By Juliet Eilperin
Washington Post Staff Writer
Wednesday, October 17, 2007
The costs of climate change to the United States will outweigh its benefits, according to a new University of Maryland study.
The analysis, conducted by the university's Center for Integrative Environmental Research and funded in part by the advocacy group Environmental Defense, represents the first comprehensive economic analysis of global warming's impact on the nation in the years to come. But the study's authors declined to put an overall price tag on climate change's future impact, saying it is impossible to predict how it would affect the U.S. economy on a broad scale.
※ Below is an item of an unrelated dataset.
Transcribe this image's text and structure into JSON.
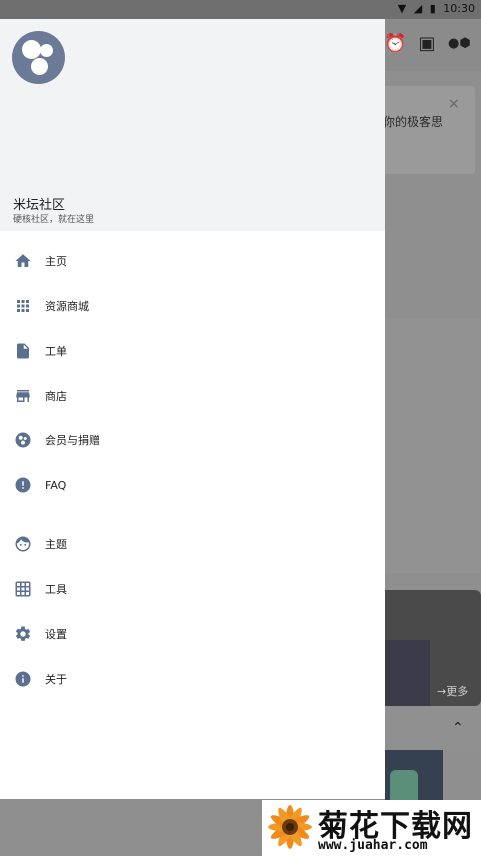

"Economic costs of climate change will occur throughout the country," said Matthias Ruth, the study's lead author, in a conference call with reporters. "We've connected the dots as far as the data would allow."
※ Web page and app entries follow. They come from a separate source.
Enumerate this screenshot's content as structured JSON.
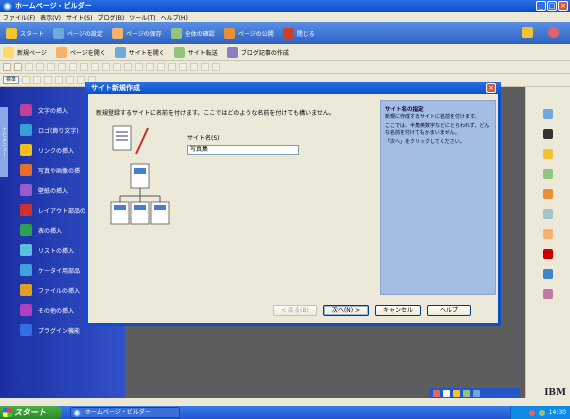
{
  "window": {
    "title": "ホームページ・ビルダー"
  },
  "menu": [
    "ファイル(F)",
    "表示(V)",
    "サイト(S)",
    "ブログ(B)",
    "ツール(T)",
    "ヘルプ(H)"
  ],
  "main_toolbar": [
    {
      "label": "スタート",
      "icon": "start-icon",
      "color": "#f4c430"
    },
    {
      "label": "ページの設定",
      "icon": "page-settings-icon",
      "color": "#6fa8dc"
    },
    {
      "label": "ページの保存",
      "icon": "save-page-icon",
      "color": "#f6b26b"
    },
    {
      "label": "全体の確認",
      "icon": "preview-icon",
      "color": "#93c47d"
    },
    {
      "label": "ページの公開",
      "icon": "publish-icon",
      "color": "#e69138"
    },
    {
      "label": "閉じる",
      "icon": "close-doc-icon",
      "color": "#cc4125"
    }
  ],
  "sub_toolbar": [
    {
      "label": "新規ページ",
      "icon": "new-page-icon"
    },
    {
      "label": "ページを開く",
      "icon": "open-page-icon"
    },
    {
      "label": "サイトを開く",
      "icon": "open-site-icon"
    },
    {
      "label": "サイト転送",
      "icon": "site-transfer-icon"
    },
    {
      "label": "ブログ記事の作成",
      "icon": "blog-post-icon"
    }
  ],
  "format": {
    "style_select": "標準"
  },
  "task_pane": {
    "tab_label": "ナビメニュー",
    "items": [
      {
        "label": "文字の挿入",
        "icon": "text-insert-icon",
        "color": "#c0409a"
      },
      {
        "label": "ロゴ(飾り文字)",
        "icon": "logo-text-icon",
        "color": "#3aa0d8"
      },
      {
        "label": "リンクの挿入",
        "icon": "link-insert-icon",
        "color": "#f0c020"
      },
      {
        "label": "写真や画像の挿",
        "icon": "image-insert-icon",
        "color": "#e76f2e"
      },
      {
        "label": "壁紙の挿入",
        "icon": "wallpaper-icon",
        "color": "#9b59d0"
      },
      {
        "label": "レイアウト部品の",
        "icon": "layout-parts-icon",
        "color": "#d03030"
      },
      {
        "label": "表の挿入",
        "icon": "table-insert-icon",
        "color": "#30a050"
      },
      {
        "label": "リストの挿入",
        "icon": "list-insert-icon",
        "color": "#5bc0de"
      },
      {
        "label": "ケータイ用部品",
        "icon": "mobile-parts-icon",
        "color": "#40a0e0"
      },
      {
        "label": "ファイルの挿入",
        "icon": "file-insert-icon",
        "color": "#e0a020"
      },
      {
        "label": "その他の挿入",
        "icon": "other-insert-icon",
        "color": "#b040c0"
      },
      {
        "label": "プラグイン機能",
        "icon": "plugin-icon",
        "color": "#3070e0"
      }
    ]
  },
  "dialog": {
    "title": "サイト新規作成",
    "instruction": "新規登録するサイトに名前を付けます。ここではどのような名前を付けても構いません。",
    "field_label": "サイト名(S)",
    "field_value": "写真集",
    "help": {
      "heading": "サイト名の指定",
      "p1": "新規に作成するサイトに名前を付けます。",
      "p2": "ここでは、半角英数字などにとらわれず、どんな名前を付けてもかまいません。",
      "p3": "「次へ」をクリックしてください。"
    },
    "buttons": {
      "back": "< 戻る(B)",
      "next": "次へ(N) >",
      "cancel": "キャンセル",
      "help": "ヘルプ"
    }
  },
  "taskbar": {
    "start": "スタート",
    "task": "ホームページ・ビルダー",
    "clock": "14:30"
  },
  "brand_logo": "IBM"
}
Global warming will strain public budgets and raise the costs of cooling American homes, the authors write, and it will provide only temporary benefits to the mid-Atlantic's agricultural sector. For example, a predicted rise in sea level would require Hawaii to spend nearly $2 billion on upgrading its drinking water and wastewater facilities over the next 20 years.
The report was deliberately less broad than the Stern report the British government released a year ago, which estimated that failing to address climate change could lead to environmental problems that would cost 5 to 20 percent of the world's annual gross domestic product.
Terry L. Anderson, executive director of the libertarian Property and Environment Research Center in Bozeman, Mont., said he found yesterday's study more believable, because more targeted analyses of individual sectors in different geographical regions "can be reasonably informative. I have more faith in microstudies than the more sweeping ones."